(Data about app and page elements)
↓
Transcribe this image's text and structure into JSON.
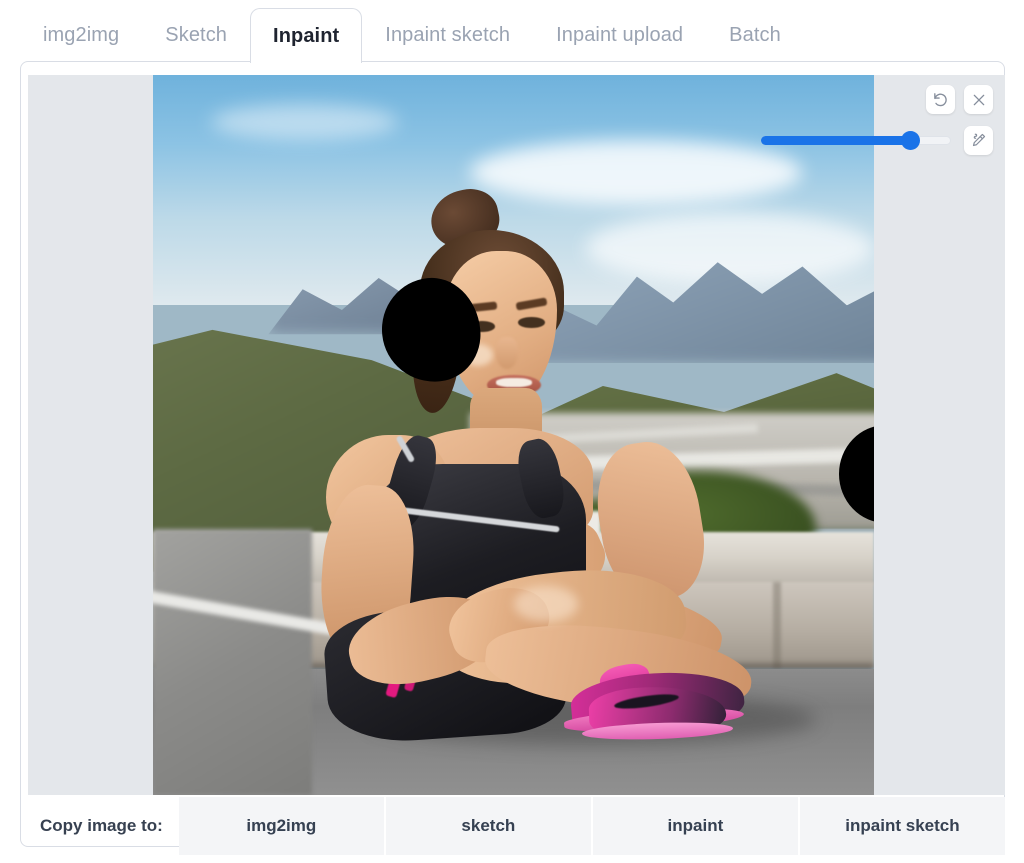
{
  "tabs": [
    {
      "label": "img2img",
      "active": false
    },
    {
      "label": "Sketch",
      "active": false
    },
    {
      "label": "Inpaint",
      "active": true
    },
    {
      "label": "Inpaint sketch",
      "active": false
    },
    {
      "label": "Inpaint upload",
      "active": false
    },
    {
      "label": "Batch",
      "active": false
    }
  ],
  "toolbar": {
    "undo_icon": "undo-icon",
    "close_icon": "close-icon",
    "brush_icon": "brush-icon"
  },
  "brush_slider": {
    "name": "brush-size-slider",
    "value_percent": 77,
    "accent_color": "#1a73e8",
    "track_color": "#f1f3f6"
  },
  "canvas": {
    "background_color": "#e4e7eb",
    "image_description": "Smiling woman in black athletic tank top and black shorts with pink stripes sitting on a roadside concrete barrier, pink and purple running shoes, blurred green mountain valley background under a blue sky",
    "mask_color": "#000000",
    "masks": [
      {
        "name": "mask-blob-chest"
      },
      {
        "name": "mask-blob-right-edge"
      }
    ]
  },
  "copy_bar": {
    "label": "Copy image to:",
    "buttons": [
      {
        "label": "img2img"
      },
      {
        "label": "sketch"
      },
      {
        "label": "inpaint"
      },
      {
        "label": "inpaint sketch"
      }
    ]
  }
}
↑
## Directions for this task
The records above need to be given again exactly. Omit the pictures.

## Result of the task
Transcribe this image's text and structure into JSON.
{
  "tabs": [
    {
      "label": "img2img",
      "active": false
    },
    {
      "label": "Sketch",
      "active": false
    },
    {
      "label": "Inpaint",
      "active": true
    },
    {
      "label": "Inpaint sketch",
      "active": false
    },
    {
      "label": "Inpaint upload",
      "active": false
    },
    {
      "label": "Batch",
      "active": false
    }
  ],
  "toolbar": {
    "undo_icon": "undo-icon",
    "close_icon": "close-icon",
    "brush_icon": "brush-icon"
  },
  "brush_slider": {
    "name": "brush-size-slider",
    "value_percent": 77,
    "accent_color": "#1a73e8",
    "track_color": "#f1f3f6"
  },
  "canvas": {
    "background_color": "#e4e7eb",
    "image_description": "Smiling woman in black athletic tank top and black shorts with pink stripes sitting on a roadside concrete barrier, pink and purple running shoes, blurred green mountain valley background under a blue sky",
    "mask_color": "#000000",
    "masks": [
      {
        "name": "mask-blob-chest"
      },
      {
        "name": "mask-blob-right-edge"
      }
    ]
  },
  "copy_bar": {
    "label": "Copy image to:",
    "buttons": [
      {
        "label": "img2img"
      },
      {
        "label": "sketch"
      },
      {
        "label": "inpaint"
      },
      {
        "label": "inpaint sketch"
      }
    ]
  }
}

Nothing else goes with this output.